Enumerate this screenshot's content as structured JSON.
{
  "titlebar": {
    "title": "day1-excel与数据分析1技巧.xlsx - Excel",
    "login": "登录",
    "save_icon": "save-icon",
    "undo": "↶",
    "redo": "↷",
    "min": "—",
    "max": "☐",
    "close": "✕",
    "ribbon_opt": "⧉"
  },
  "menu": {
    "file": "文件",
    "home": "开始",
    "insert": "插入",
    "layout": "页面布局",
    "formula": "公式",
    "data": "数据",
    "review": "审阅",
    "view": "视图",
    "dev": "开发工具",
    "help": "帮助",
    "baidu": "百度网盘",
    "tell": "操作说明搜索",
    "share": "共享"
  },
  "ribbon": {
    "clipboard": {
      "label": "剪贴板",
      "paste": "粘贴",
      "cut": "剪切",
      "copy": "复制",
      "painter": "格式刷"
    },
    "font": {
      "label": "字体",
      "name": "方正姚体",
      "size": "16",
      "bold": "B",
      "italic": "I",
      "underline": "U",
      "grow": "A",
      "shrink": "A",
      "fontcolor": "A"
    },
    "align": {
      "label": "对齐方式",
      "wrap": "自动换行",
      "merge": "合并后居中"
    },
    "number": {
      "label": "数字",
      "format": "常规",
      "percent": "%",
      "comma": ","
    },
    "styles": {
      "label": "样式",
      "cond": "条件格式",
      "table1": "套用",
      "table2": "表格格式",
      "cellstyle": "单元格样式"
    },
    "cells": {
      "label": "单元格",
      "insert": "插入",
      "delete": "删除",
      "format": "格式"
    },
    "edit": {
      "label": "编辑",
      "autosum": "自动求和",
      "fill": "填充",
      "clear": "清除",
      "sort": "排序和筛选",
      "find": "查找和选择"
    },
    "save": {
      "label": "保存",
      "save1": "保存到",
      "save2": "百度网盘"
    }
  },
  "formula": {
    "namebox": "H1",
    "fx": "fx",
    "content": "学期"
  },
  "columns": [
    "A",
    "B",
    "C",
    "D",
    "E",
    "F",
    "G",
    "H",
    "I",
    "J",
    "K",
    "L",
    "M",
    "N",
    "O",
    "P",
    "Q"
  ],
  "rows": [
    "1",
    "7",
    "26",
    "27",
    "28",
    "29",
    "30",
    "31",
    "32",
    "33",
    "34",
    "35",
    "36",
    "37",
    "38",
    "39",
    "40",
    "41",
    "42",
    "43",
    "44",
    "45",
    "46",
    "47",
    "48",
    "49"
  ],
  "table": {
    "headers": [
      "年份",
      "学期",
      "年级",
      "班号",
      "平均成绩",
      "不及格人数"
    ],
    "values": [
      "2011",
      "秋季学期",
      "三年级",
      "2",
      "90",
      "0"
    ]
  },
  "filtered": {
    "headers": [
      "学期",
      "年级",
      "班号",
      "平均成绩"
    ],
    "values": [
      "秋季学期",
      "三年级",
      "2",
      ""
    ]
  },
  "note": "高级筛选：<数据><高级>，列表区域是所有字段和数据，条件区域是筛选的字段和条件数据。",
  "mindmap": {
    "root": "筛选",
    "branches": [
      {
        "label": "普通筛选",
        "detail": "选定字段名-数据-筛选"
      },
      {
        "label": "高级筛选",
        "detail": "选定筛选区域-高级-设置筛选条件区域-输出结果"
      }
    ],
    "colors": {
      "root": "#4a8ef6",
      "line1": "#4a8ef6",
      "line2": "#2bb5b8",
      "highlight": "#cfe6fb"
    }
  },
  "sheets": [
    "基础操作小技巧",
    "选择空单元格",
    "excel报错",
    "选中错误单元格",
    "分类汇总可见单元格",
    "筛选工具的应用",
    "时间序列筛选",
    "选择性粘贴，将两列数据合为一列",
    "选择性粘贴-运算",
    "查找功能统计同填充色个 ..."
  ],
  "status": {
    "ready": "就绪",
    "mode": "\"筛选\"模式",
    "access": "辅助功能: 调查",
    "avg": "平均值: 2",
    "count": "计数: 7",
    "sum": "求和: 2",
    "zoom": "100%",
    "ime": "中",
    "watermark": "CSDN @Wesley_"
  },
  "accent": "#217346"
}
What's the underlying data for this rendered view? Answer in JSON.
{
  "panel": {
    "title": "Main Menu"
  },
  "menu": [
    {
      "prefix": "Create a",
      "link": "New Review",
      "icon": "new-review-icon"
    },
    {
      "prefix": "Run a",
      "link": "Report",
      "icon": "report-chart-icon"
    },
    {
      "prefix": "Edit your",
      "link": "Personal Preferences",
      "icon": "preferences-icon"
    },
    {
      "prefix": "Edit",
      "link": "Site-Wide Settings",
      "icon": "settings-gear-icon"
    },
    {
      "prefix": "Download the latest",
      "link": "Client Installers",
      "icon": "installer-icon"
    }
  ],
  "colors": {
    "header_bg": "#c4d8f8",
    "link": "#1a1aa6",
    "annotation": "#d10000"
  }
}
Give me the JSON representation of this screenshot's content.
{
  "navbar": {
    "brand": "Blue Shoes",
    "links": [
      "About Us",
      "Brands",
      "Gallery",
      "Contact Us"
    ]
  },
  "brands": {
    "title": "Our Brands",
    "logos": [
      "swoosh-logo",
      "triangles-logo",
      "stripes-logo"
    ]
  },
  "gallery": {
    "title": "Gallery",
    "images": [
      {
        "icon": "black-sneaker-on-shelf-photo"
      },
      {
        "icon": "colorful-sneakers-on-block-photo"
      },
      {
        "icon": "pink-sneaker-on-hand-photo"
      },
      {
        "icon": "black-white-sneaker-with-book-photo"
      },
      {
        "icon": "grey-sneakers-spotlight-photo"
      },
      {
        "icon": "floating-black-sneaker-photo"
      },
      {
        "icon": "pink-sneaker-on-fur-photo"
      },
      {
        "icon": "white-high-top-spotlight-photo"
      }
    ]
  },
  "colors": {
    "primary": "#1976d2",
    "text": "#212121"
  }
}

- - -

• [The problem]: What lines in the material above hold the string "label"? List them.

• [Answer box]:
      "label": "剪贴板",
      "label": "字体",
      "label": "对齐方式",
      "label": "数字",
      "label": "样式",
      "label": "单元格",
      "label": "编辑",
      "label": "保存",
        "label": "普通筛选",
        "label": "高级筛选",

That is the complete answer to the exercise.